Step 2: Look at your map
It can be argued (and has been, time and time and time again) that writers fall into one of two camps. Pantsers or Plotters (sometimes referred to as gardeners or architects). Pantsers (aka gardeners) believe in letting their story grow organically while Plotters (otherwise known as architects) believe in creating an outline for their story.
For plotters, looking at their map is easy. They have an outline for their story so the know what should go where and when it should happen. If you’re a plotter and you’ve face-planted into the writer’s block wall, it’s more than likely because there was a problem somewhere in your outline. Maybe you left something out, or possibly worked too much into one section. Either way, go back and rework your outline. By the time you’re done, the creative juices should be flowing again, and you’ll be chomping at the bit to get more ink on paper.
For pantsers, it’s a little more difficult. Because they like to let things grow pesticide free (damn those pesky outlines), they don’t actually have a map, per se. This is where Chekhov’s gun is really important.
Chekhov’s gun is a seed (see what I did there gardeners?) that is planted early in the story that will become important later on. If in scene one, you mention a gun hanging on the wall, you HAVE to use it later, otherwise there would have been no need to mention it in the first place. So go back and sprinkle your seeds at the beginning. Doing so will let you harvest them now without any artificial contrivances and your story can keep growing.
Step 3: When in doubt, shout!
Sometimes, no matter what you may think, you’re going to have to bite the bullet and ask for help. There’s no shame in it. Every body does it. You know you want to.

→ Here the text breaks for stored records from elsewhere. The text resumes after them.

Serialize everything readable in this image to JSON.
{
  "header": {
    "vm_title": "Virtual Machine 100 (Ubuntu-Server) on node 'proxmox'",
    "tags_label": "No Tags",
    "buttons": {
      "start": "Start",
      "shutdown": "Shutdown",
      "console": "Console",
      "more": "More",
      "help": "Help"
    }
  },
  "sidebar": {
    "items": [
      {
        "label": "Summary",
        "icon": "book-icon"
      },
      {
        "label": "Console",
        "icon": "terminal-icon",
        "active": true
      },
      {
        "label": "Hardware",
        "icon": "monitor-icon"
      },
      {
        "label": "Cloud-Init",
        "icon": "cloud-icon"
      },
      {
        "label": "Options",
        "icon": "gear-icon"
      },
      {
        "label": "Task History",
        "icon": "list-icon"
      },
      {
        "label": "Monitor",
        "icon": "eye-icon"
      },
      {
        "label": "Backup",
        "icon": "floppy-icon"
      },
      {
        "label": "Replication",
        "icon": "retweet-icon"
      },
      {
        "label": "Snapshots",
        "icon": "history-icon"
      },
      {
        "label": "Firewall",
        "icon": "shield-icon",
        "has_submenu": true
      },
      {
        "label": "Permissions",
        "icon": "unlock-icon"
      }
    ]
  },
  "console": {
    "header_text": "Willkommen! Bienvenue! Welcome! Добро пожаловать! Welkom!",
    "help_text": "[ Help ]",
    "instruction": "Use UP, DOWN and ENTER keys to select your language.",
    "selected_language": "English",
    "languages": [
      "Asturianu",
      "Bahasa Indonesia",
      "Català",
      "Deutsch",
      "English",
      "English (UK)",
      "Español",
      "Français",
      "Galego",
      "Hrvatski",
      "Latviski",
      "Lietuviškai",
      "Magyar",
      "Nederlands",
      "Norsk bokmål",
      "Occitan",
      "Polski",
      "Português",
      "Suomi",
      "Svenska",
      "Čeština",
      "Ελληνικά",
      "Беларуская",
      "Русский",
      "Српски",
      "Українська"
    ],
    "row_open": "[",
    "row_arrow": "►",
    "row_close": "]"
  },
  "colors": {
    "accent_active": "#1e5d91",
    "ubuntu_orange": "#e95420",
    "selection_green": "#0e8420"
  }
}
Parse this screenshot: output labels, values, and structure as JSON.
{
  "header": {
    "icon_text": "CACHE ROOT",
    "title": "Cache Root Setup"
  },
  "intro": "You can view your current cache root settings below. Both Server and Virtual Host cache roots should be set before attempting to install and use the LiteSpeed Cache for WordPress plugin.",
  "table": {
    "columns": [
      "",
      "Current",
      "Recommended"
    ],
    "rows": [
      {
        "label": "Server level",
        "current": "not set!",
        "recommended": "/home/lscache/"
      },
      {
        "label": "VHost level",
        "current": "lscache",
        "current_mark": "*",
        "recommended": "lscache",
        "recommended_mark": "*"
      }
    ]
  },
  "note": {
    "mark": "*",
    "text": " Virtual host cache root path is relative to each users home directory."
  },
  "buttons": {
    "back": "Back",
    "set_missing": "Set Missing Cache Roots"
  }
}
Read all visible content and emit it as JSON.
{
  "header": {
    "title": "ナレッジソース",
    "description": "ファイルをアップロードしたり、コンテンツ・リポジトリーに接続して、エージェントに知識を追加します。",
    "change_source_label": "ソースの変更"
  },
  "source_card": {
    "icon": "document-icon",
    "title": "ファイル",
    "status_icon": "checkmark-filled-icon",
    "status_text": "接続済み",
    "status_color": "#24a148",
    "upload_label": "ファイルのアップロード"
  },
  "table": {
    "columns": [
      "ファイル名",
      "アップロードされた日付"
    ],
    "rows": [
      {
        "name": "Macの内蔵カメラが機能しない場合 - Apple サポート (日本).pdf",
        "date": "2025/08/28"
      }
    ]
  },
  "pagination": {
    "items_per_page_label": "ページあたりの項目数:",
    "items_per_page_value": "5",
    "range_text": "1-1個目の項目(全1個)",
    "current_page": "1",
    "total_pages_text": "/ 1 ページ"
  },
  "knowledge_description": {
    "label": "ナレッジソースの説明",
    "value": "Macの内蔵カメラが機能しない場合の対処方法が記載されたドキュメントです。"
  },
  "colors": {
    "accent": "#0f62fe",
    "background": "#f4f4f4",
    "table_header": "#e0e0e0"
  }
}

Last week I stopped for gas and, since I was at a service station, I popped the hood and checked the oil. It was low, so I added a quart and continued on my merry way. I knew how to add the oil, but if you’d asked me to adjust the timing belt, I would have looked at you with the confusion of a toddler asked to do calculus. For something like that, I would have needed a mechanic. Some things I can do for myself. For others, help is necessary.
Writing is no different. Sometimes our creative oil wells just run low and we need to top them off. There are any number of ways to do this. I generally start by working on something new for a while. I have a huge folder that contains ideas, deleted scenes, and other bits of flotsam that I find interesting. Working on one of these for a short time gives my subconscious a break from the stress of my current work-in-progress and starts the refilling process.
When that distraction doesn’t work, I go with plan B, spit-balling. I go online or talk to my wife and ask if they have any ideas that may help. Some may see this as giving up, but I believe in the old saying, “Many hands make light work.”
Writing is often seen as solitary work, and to a certain extent, that’s true. But I can promise, if all you do is wait for the muse to strike, that empty page is going to stare up at you forever.
So now you have it, a simple three step treatment for the dreaded WRITER’S BLOCK. Now you can rid yourself of performance anxiety and live the active life of a writer you’ve always dreamed.*
*This is not an add or solicitation. Always ask your doctor if you are healthy enough to write. If you experience any breakout of hives, rashes, swelling at the injection site, arbitrary breaking out in song, or unusual growth of beer (mmmm, beer), please contact your medical professional immediately.